FADING EVIDENCE: Last of the slave dwellings
The fragile wooden shacks I've photographed once were home to slaves in the United States. These walls offered the only privacy in the lives of the enslaved during the few hours they spent there each night, brackets to their days of labor and abuse.
Out of the tens of thousands of slave houses only a tiny minority remain. Almost all have disappeared leaving nothing but foundation stones behind. A few survived in the decades after slavery as homes for sharecroppers and other poverty level workers. Some have been repurposed as everything from rental units to guest houses despite cries of sacrilege and disrespect of their history. A handful have been rebuilt and reclaimed for use as educational tools. A scattered few are crumbling away in silence even now.
Small and plain, the slave dwellings were built in a similar style regardless of the location.
America has a troubled relationship with its past and as visible evidence the slave cabins cause discord today, with some opponents openly expressing their desire to see the past disintegrate and with it reminders of that time period.
I'm photographing with an 8x16" film camera and printing silver gelatin photographs in the darkroom. Some I am altering with bleach to visually communicate the sense of fading away of the structures.
There are slave dwellings throughout the country beyond the expected southern states.
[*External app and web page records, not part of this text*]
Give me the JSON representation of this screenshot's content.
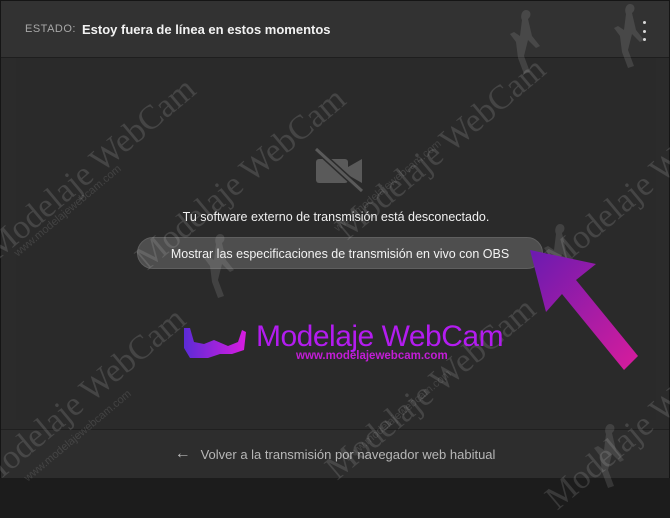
{
  "header": {
    "status_label": "ESTADO:",
    "status_value": "Estoy fuera de línea en estos momentos",
    "menu_icon": "kebab-menu-icon"
  },
  "main": {
    "camera_icon": "video-camera-off-icon",
    "disconnected_message": "Tu software externo de transmisión está desconectado.",
    "obs_button_label": "Mostrar las especificaciones de transmisión en vivo con OBS"
  },
  "footer": {
    "back_icon": "arrow-left-icon",
    "back_label": "Volver a la transmisión por navegador web habitual"
  },
  "watermark": {
    "brand_name": "Modelaje WebCam",
    "brand_url": "www.modelajewebcam.com",
    "repeated_text": "Modelaje WebCam",
    "repeated_url": "www.modelajewebcam.com"
  },
  "colors": {
    "brand_purple": "#b31cf0",
    "arrow_gradient_start": "#6a1bb0",
    "arrow_gradient_end": "#d81c9c"
  }
}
In this ongoing project I intend to seek out those slave structures that are on private lands and unrestored, and photograph them and their environment before they are gone.
I am inspired by the work of two people in particular: Joseph McGill, an African-American historian who has set a goal of sleeping in every existing slave dwelling in the country as a way to honor his ancestors and keep this history visible, and Jobie Hill, an academic whose work has focused on slave dwellings, both the location and preservation of the buildings, and their effect on those who lived in them.